Premier and minister of finance Sandy Silver presented a $1.97 billion budget on March 3, with record capital expenditures and a $39.5 million projected surplus.
The budget includes $547 million in capital spending, which is a 26 per cent increase over last year, and $1.42 billion in operations and maintenance. The budget does not include any tax increases.
Silver defended the major spending by noting that the Liberal government has a five-year capital spending plan. He said the Yukon needs “to invest heavily” in order to keep up with the growing population.
“When is enough, enough? We’re maintaining a surplus and we’ve exponentially increased the amount of capital dollars getting out the door,” said Silver. “We’re making sure that we’re balancing our budget. We’re keeping a constant look on net debt compared to revenues.”
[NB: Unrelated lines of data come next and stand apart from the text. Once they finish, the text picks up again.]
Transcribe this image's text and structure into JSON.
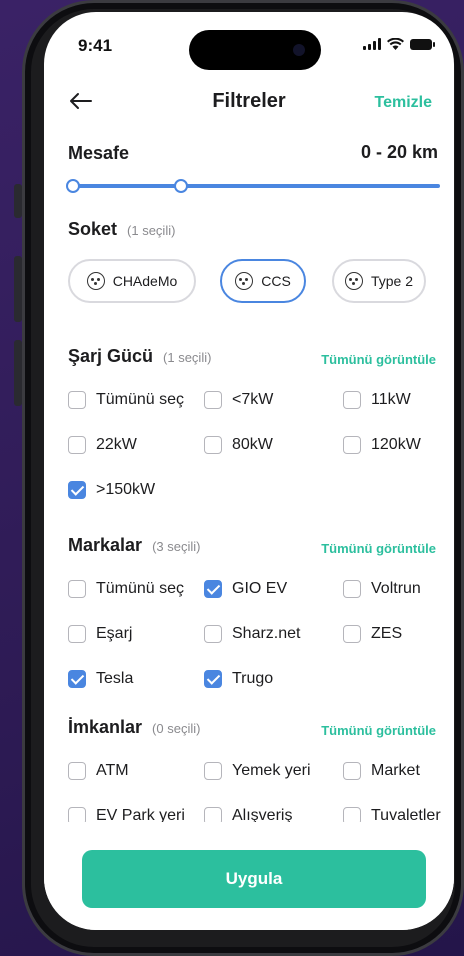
{
  "status": {
    "time": "9:41"
  },
  "header": {
    "title": "Filtreler",
    "clear_label": "Temizle"
  },
  "distance": {
    "label": "Mesafe",
    "range_text": "0 - 20 km",
    "min_km": 0,
    "max_km": 20
  },
  "socket": {
    "label": "Soket",
    "count": "(1 seçili)",
    "chips": [
      {
        "label": "CHAdeMo",
        "selected": false
      },
      {
        "label": "CCS",
        "selected": true
      },
      {
        "label": "Type 2",
        "selected": false
      }
    ]
  },
  "power": {
    "label": "Şarj Gücü",
    "count": "(1 seçili)",
    "view_all": "Tümünü görüntüle",
    "options": [
      {
        "label": "Tümünü seç",
        "checked": false
      },
      {
        "label": "<7kW",
        "checked": false
      },
      {
        "label": "11kW",
        "checked": false
      },
      {
        "label": "22kW",
        "checked": false
      },
      {
        "label": "80kW",
        "checked": false
      },
      {
        "label": "120kW",
        "checked": false
      },
      {
        "label": ">150kW",
        "checked": true
      }
    ]
  },
  "brands": {
    "label": "Markalar",
    "count": "(3 seçili)",
    "view_all": "Tümünü görüntüle",
    "options": [
      {
        "label": "Tümünü seç",
        "checked": false
      },
      {
        "label": "GIO EV",
        "checked": true
      },
      {
        "label": "Voltrun",
        "checked": false
      },
      {
        "label": "Eşarj",
        "checked": false
      },
      {
        "label": "Sharz.net",
        "checked": false
      },
      {
        "label": "ZES",
        "checked": false
      },
      {
        "label": "Tesla",
        "checked": true
      },
      {
        "label": "Trugo",
        "checked": true
      }
    ]
  },
  "amenities": {
    "label": "İmkanlar",
    "count": "(0 seçili)",
    "view_all": "Tümünü görüntüle",
    "options": [
      {
        "label": "ATM",
        "checked": false
      },
      {
        "label": "Yemek yeri",
        "checked": false
      },
      {
        "label": "Market",
        "checked": false
      },
      {
        "label": "EV Park yeri",
        "checked": false
      },
      {
        "label": "Alışveriş",
        "checked": false
      },
      {
        "label": "Tuvaletler",
        "checked": false
      }
    ]
  },
  "footer": {
    "apply_label": "Uygula"
  },
  "colors": {
    "accent_green": "#2cbf9e",
    "accent_blue": "#4a86e0"
  }
}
Net debt is sitting at $207 million in this budget, and projected to rise over the next five years. This is attributed to aggressive infrastructure spending.
The report accompanying the budget notes that Yukon’s real GDP growth is forecasted at 9.6 per cent. The unemployment rate is also the lowest in Canada at 3.3 per cent.
Transfers from Canada, which make up the bulk of the territory’s revenue stream, are up 5.2 per cent compared to last year’s estimate.
Silver acknowledged that the provinces and territories can’t necessarily rely on that amount continuing to increase year over year over the next decade.
“We’ve had the finance minister of Canada tell us, ‘You know, we spent a lot of money in COVID. And we’re warning that some things are going to have to slow down. We are cognizant that the federal government is signaling, maybe a new a new approach in how they’re going to budget,” said Silver.
“But the [transfer payment] is a very steady line of financing. So if you’re going to see a trend, you’d see it year by year before. Suffice to say it does really bring to bear the importance of own-source revenue,” he said.
The report’s financial outlook notes that mining production is up and mineral prices are elevated two years after the onset of the pandemic. While tourism continues to lag due to the COVID-19 pandemic, the government is optimistic that a busy summer season is coming.
The Liberal’s budget address focused on the five big areas of spending: housing, education, healthcare, green energy and infrastructure.
Each of the rural communities will also be getting infrastructure upgrades in addition to arts spending and a new facility for gymnastics and climbing.
Spending on housing includes $26 million for lot development, $11 million for residential construction incentives and new housing developments in Old Crow, Watson Lake and Carcross.
As usual, healthcare funding takes up the largest share of the budget. The government is also planning to implement some costly recommendations from the Putting People First report, including universal dental.
Included within health and social are new line items meant to combat the drug overdose crisis. In total, $79.6 million is designated for “social supports, mental wellness supports and substance use programs” that include funding for safe supply, a mental health walk-in clinic and the supervised consumption site.
Teachers and early childhood educators will be getting a raise this year, and a new school is being structured in Whistle Bend and planned in Burwash Landing.
Implementing the Our Clean Future plan will also cost money. Among already announced plans to expand electric vehicle charging, the budget also includes $32.6 million for green infrastructure and retrofits and $2.5 million for renewable energy projects.
Around $866,000 is being set aside for flood mapping and preparation after a disastrous 2021 summer in southern Yukon.
Major infrastructure spending includes continued funding for the Dempster Fibre project, $71.6 million for road repairs, $10.8 million for the Resource Gateway projects and $51.3 million for aviation upgrades.
Both the NDP and Yukon Party opposition leaders described Premier Silver’s address to the house as lacking passion.
“The budget itself, I think, is pretty short on any sort of new vision or innovation. There’s nothing that is in any way trying to get a new direction. It is very much a status quo budget,” said Currie Dixon.
Under the CASA agreement, the NDP is obligated to vote in support of the budget. In exchange for support, it includes funding for several agreed-on policies, including universal dental and a safe consumption site.
Still, leader Kate White said she was looking for more.
“We’re coming out of COVID. Here’s an opportunity to reinvent what we thought was normal. Here’s an opportunity to lay out a grand ambition of things that we’re going to do. And that’s not what it was,” she said. “it was lackluster. A lot of money flying around, though.”
White said it wasn’t convinced that spending in the budget will go far enough to solve the housing shortage, overdose crisis or lack of family doctors for Yukoners.
Dixon said the economic indicators being touted by the Liberals — a good GDP forecast and relatively low unemployment — weren’t reflected in conversations he has had with small businesses.
“Most small business owners have not seen growth and opportunity,” he said. “This government obviously seems out of touch with that.”
Contact Haley Ritchie at firstname.lastname@example.org